→ **WHAT THE EXERCISE ASKS**
The word "JSON" occurs in some lines of the data. Return each such line.
+++ THE DATA
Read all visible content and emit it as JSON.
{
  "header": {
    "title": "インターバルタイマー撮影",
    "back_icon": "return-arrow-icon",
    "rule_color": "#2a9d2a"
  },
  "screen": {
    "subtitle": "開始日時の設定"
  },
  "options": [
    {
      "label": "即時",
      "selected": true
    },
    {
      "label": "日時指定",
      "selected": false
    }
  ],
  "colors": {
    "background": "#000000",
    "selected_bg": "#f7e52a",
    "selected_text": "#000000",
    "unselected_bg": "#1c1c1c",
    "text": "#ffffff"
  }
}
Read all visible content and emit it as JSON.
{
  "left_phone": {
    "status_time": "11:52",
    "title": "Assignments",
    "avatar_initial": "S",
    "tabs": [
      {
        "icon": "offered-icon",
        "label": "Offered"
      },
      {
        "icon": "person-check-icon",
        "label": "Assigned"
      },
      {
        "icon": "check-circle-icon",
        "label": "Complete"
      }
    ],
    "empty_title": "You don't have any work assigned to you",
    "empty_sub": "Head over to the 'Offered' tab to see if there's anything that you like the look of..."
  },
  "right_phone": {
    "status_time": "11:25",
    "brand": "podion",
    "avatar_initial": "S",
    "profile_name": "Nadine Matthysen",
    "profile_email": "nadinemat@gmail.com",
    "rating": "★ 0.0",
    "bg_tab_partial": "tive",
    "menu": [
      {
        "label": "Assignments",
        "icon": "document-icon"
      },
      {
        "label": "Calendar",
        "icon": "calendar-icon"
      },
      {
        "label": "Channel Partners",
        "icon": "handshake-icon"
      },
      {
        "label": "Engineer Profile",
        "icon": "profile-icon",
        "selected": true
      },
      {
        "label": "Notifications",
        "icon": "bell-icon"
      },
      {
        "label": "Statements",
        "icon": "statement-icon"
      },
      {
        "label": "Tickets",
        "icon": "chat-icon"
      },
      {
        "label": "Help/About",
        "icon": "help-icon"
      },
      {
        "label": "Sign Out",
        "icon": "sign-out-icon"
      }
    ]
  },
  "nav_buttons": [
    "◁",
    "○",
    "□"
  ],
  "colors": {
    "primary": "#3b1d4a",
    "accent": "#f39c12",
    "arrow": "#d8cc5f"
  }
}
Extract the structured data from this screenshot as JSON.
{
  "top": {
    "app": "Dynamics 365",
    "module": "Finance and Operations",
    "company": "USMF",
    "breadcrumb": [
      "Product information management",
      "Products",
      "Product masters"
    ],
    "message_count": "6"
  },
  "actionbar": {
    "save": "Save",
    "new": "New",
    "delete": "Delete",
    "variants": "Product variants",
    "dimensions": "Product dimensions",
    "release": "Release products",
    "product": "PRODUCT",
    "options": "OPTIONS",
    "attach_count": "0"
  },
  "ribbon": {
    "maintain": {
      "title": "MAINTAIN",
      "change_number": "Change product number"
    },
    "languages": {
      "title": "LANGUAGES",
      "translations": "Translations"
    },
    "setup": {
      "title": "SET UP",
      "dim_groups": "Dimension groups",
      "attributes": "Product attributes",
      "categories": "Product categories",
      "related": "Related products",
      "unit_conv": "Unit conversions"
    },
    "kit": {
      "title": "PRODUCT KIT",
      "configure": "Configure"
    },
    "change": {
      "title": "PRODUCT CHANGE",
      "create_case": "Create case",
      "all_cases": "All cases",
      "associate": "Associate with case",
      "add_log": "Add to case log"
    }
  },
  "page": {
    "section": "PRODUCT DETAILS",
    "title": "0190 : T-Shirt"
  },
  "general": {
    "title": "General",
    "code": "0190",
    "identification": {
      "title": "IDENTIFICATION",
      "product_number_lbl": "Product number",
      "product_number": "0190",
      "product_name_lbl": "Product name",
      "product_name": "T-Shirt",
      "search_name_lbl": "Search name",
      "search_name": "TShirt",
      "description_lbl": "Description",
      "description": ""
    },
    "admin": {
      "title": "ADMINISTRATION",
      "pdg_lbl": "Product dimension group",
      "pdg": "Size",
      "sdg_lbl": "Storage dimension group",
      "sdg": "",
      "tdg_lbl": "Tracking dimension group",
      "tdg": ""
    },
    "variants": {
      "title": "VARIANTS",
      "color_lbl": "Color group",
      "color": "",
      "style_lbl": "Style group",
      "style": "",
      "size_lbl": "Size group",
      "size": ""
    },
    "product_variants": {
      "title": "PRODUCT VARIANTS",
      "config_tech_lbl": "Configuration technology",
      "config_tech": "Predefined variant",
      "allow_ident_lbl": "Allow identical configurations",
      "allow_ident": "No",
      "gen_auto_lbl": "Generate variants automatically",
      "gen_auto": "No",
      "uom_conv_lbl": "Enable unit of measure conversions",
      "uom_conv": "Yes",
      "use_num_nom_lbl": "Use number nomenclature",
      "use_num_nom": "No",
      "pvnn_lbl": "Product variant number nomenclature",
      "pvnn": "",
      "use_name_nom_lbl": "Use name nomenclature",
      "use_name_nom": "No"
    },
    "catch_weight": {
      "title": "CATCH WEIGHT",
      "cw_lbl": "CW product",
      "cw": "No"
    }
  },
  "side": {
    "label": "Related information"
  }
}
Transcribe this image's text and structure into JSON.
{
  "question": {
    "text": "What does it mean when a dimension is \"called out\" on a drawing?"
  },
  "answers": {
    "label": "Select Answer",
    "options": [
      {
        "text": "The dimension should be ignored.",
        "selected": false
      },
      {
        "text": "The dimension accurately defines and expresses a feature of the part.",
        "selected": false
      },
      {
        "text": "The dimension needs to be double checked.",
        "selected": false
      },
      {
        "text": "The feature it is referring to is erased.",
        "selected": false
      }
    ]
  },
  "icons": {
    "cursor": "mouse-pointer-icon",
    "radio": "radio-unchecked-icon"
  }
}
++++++
→ **ANSWER**
Read all visible content and emit it as JSON.
Read all visible content and emit it as JSON.
Extract the structured data from this screenshot as JSON.
Transcribe this image's text and structure into JSON.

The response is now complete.